Yet while it does often lose out to the RX 580 and RX 590 cards, it’s still a mighty impressive card when it comes to 1440p gaming performance. That used to be the sole domain of $400 GPUs, but the GTX 1060 still has a lot to offer even here. It’s a shame Nvidia chose to limit the GTX 1060 and not allow SLI configurations, something it has now extended up the stack to the RTX 2070, as picking up a second GPU this far down the line would give existing GTX 1060 owners a seriously powerful package.
Where there is a big disparity though is in the energy efficiency of the two GPU architectures. The Nvidia chip draws much less juice than the AMD cards, most especially if you look at the performance of a heavily overclocked RX 580. At full speed the GTX 1060 is almost 100W lighter at the plug than the STRIX version of Asus’ RX 580 card.
The Nvidia GTX 1060 is still a great graphics card, and if it was closer to the price of the RX 580 it would be much harder to call a winner. They almost trade blows in the gaming benchmark stakes so it would be a tie if they were priced at the same level. As it is the AMD card is considerably cheaper, and a better bet for mainstream PC gaming going forward too.
But if you’re looking to build a quiet, efficient, small form factor machine then AMD’s big, brash GPU isn’t going to help. The efficient, cool-running mainstream Pascal was a fantastic choice for a mini-gaming PC that you didn’t want melting a hole in your living room carpet or burning a through your desk.

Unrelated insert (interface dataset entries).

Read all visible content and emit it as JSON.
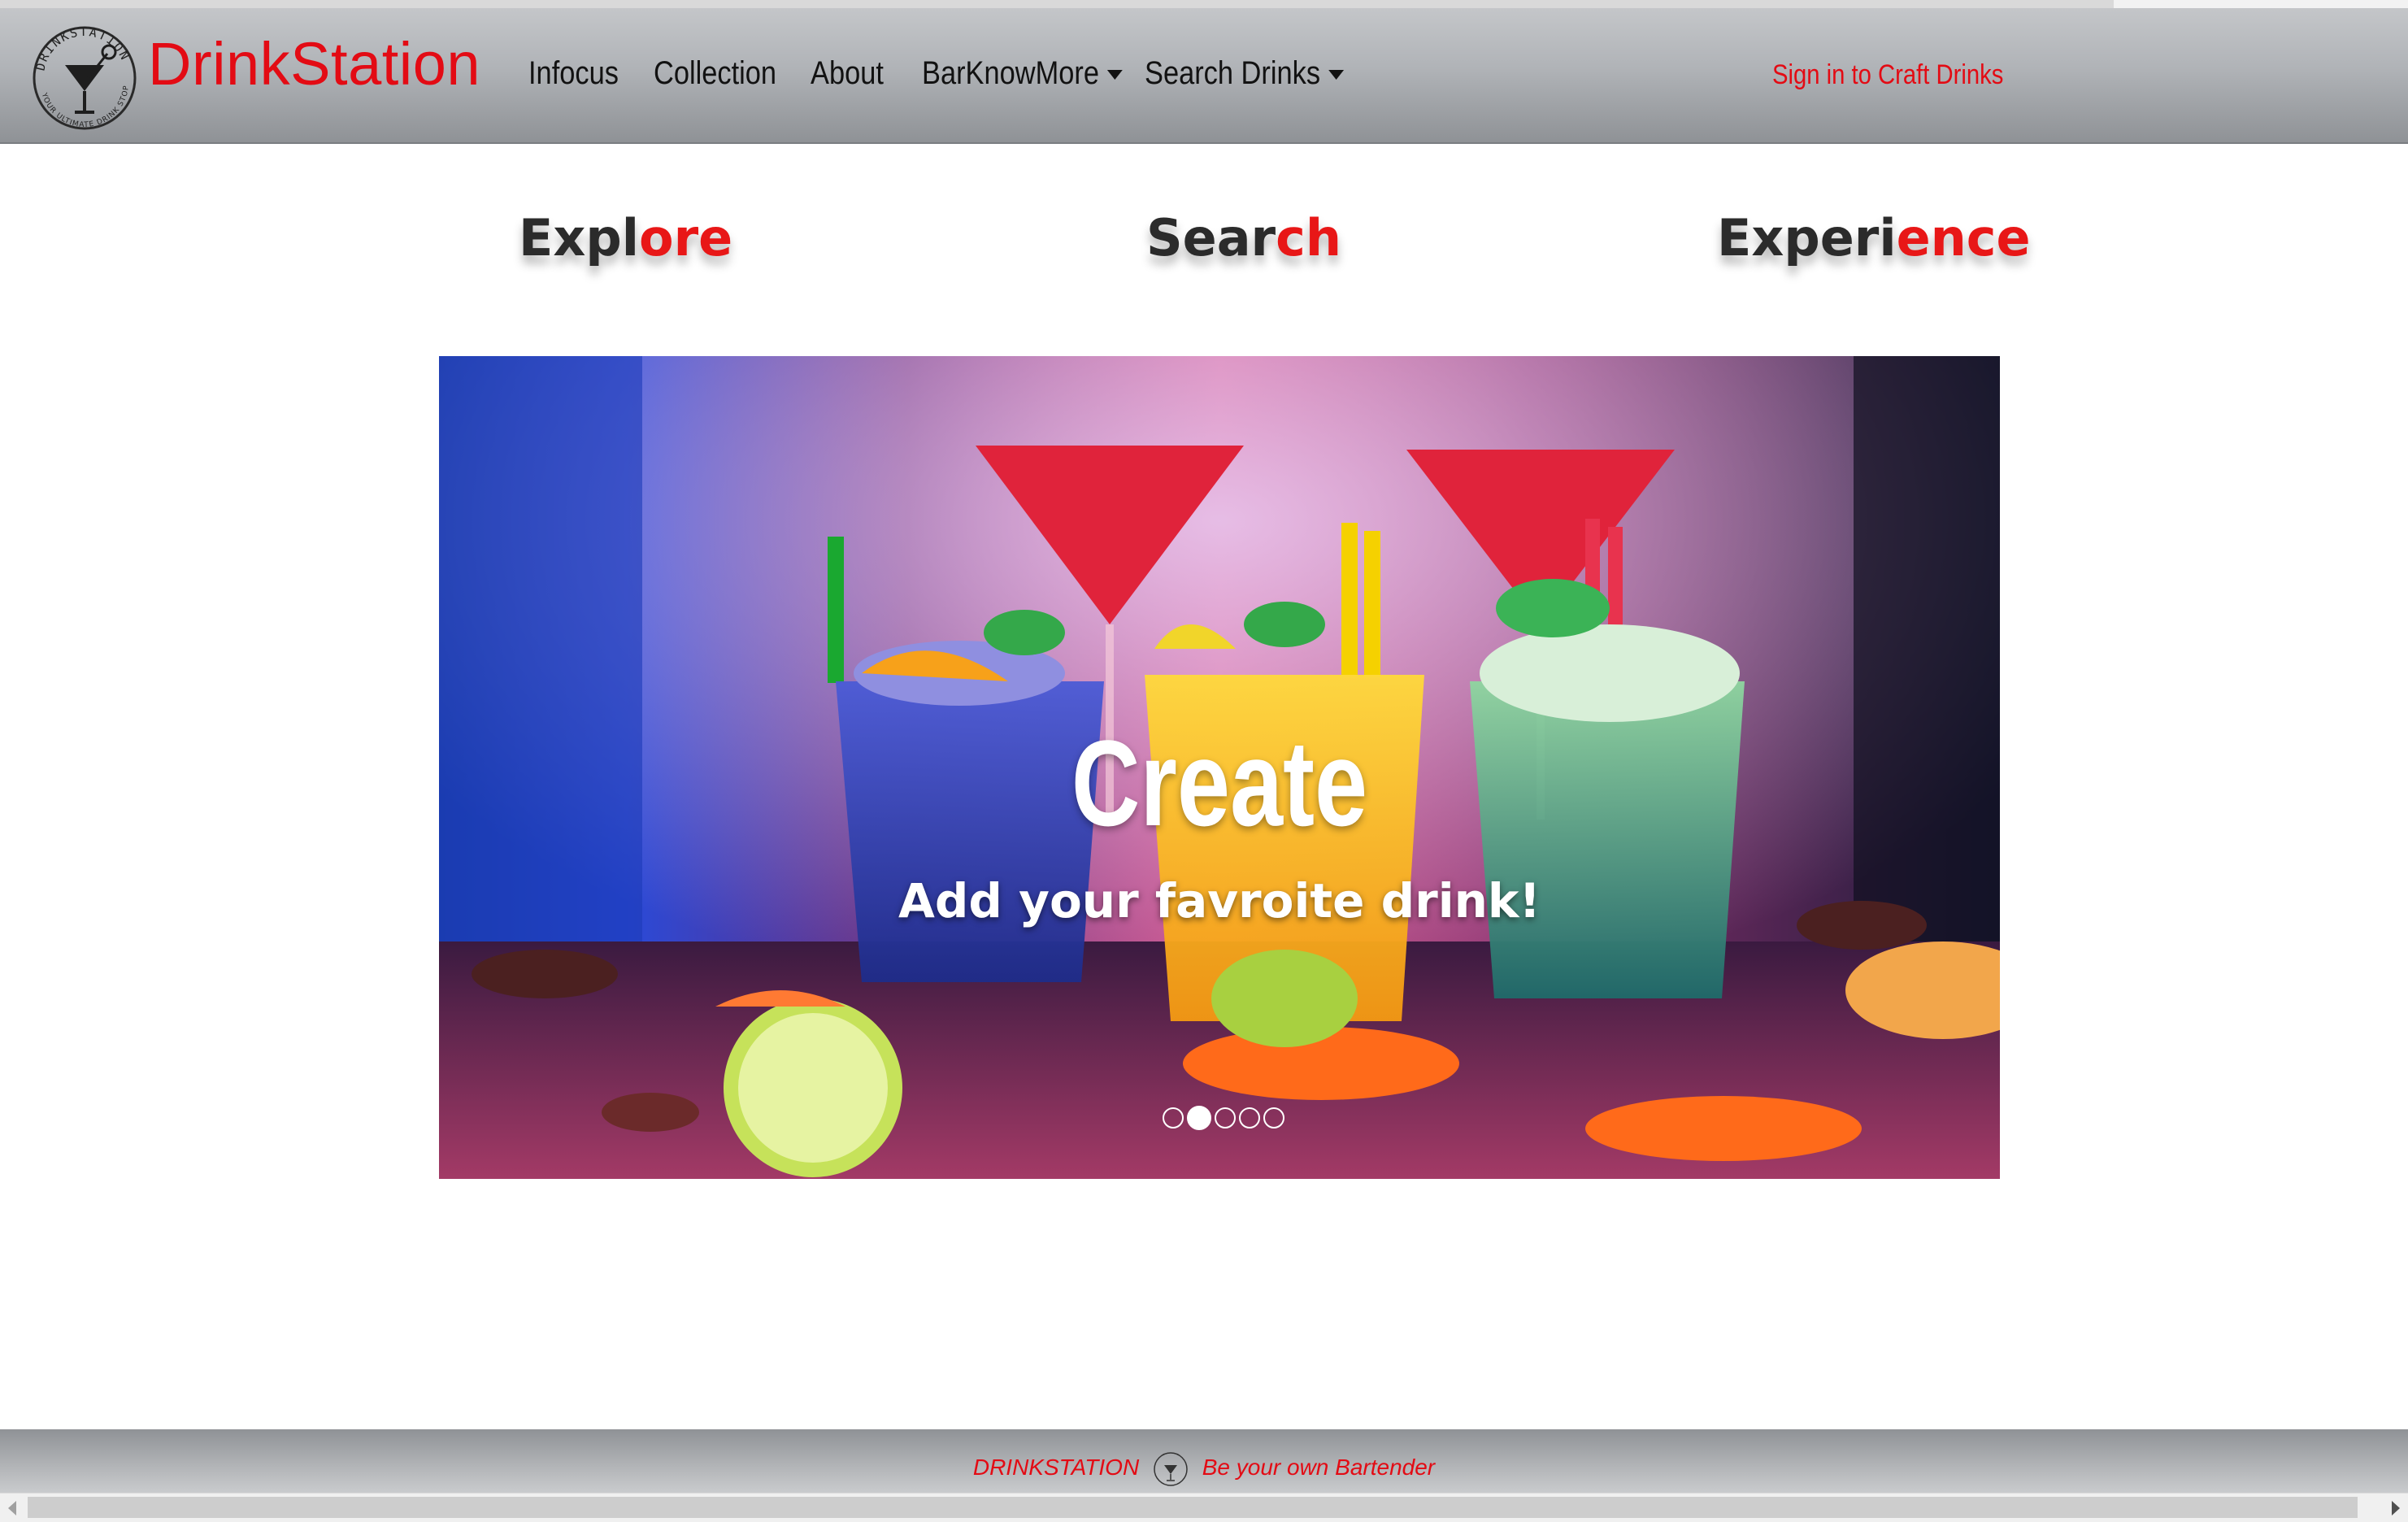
{
  "navbar": {
    "brand": "DrinkStation",
    "logo_text_top": "DRINKSTATION",
    "logo_text_bottom": "YOUR ULTIMATE DRINK STOP",
    "items": [
      {
        "label": "Infocus"
      },
      {
        "label": "Collection"
      },
      {
        "label": "About"
      },
      {
        "label": "BarKnowMore",
        "dropdown": true
      },
      {
        "label": "Search Drinks",
        "dropdown": true
      }
    ],
    "signin": "Sign in to Craft Drinks"
  },
  "taglines": [
    {
      "dark": "Expl",
      "accent": "ore"
    },
    {
      "dark": "Sear",
      "accent": "ch"
    },
    {
      "dark": "Experi",
      "accent": "ence"
    }
  ],
  "carousel": {
    "title": "Create",
    "subtitle": "Add your favroite drink!",
    "slide_count": 5,
    "active_index": 1
  },
  "footer": {
    "left": "DRINKSTATION",
    "right": "Be your own Bartender"
  },
  "colors": {
    "accent": "#e30b14",
    "nav_text": "#121212",
    "tagline_dark": "#2b2b2b"
  }
}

Nvidia has finally called time on the Pascal generation though, and the GTX 1660 Ti, with its GTX 1070-level gaming performance, is the final nail in the coffin. It offers everything the GTX 1060 did, but in a better overall package with a similar price point.

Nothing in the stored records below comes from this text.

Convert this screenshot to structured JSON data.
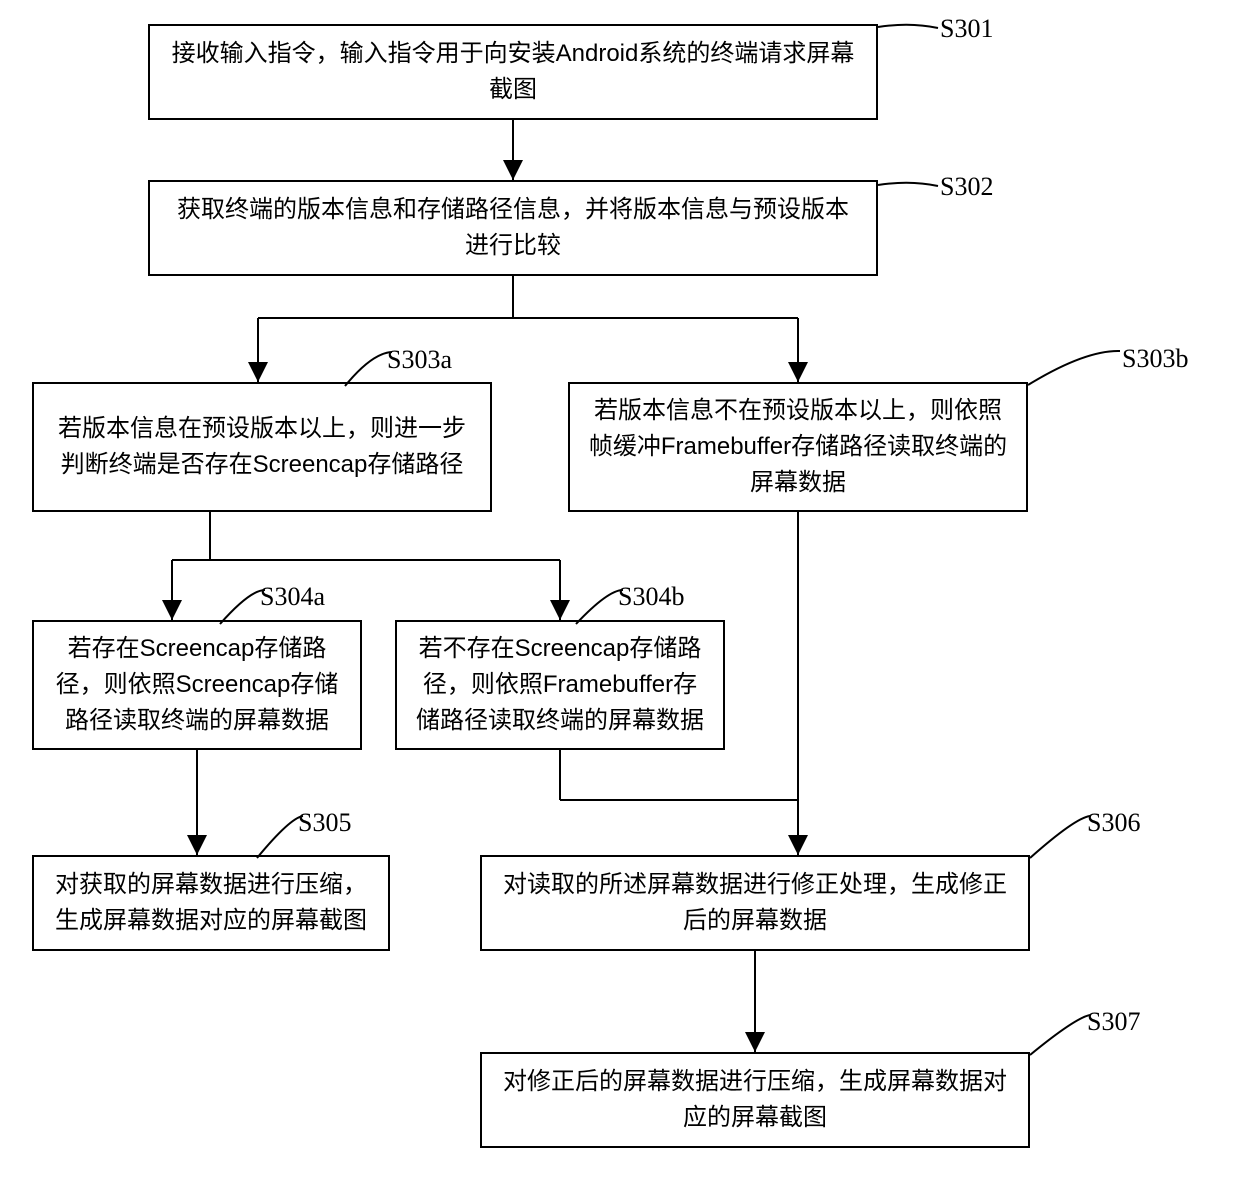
{
  "steps": {
    "s301": {
      "label": "S301",
      "text": "接收输入指令，输入指令用于向安装Android系统的终端请求屏幕截图"
    },
    "s302": {
      "label": "S302",
      "text": "获取终端的版本信息和存储路径信息，并将版本信息与预设版本进行比较"
    },
    "s303a": {
      "label": "S303a",
      "text": "若版本信息在预设版本以上，则进一步判断终端是否存在Screencap存储路径"
    },
    "s303b": {
      "label": "S303b",
      "text": "若版本信息不在预设版本以上，则依照帧缓冲Framebuffer存储路径读取终端的屏幕数据"
    },
    "s304a": {
      "label": "S304a",
      "text": "若存在Screencap存储路径，则依照Screencap存储路径读取终端的屏幕数据"
    },
    "s304b": {
      "label": "S304b",
      "text": "若不存在Screencap存储路径，则依照Framebuffer存储路径读取终端的屏幕数据"
    },
    "s305": {
      "label": "S305",
      "text": "对获取的屏幕数据进行压缩，生成屏幕数据对应的屏幕截图"
    },
    "s306": {
      "label": "S306",
      "text": "对读取的所述屏幕数据进行修正处理，生成修正后的屏幕数据"
    },
    "s307": {
      "label": "S307",
      "text": "对修正后的屏幕数据进行压缩，生成屏幕数据对应的屏幕截图"
    }
  }
}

There’s still a place for one of the best Pascal GPUs ever made, but AMD has been making it harder and harder to recommend. And now the GTX 1660 Ti has arrived it’s impossible to recommend as a new purchase.
Nvidia GTX 1060
AMD's RX 580 has been giving the best Pascal card a real headache recently, but now Nvidia has effectively retired the GTX 1060 with the release of the superior GTX 1660 Ti.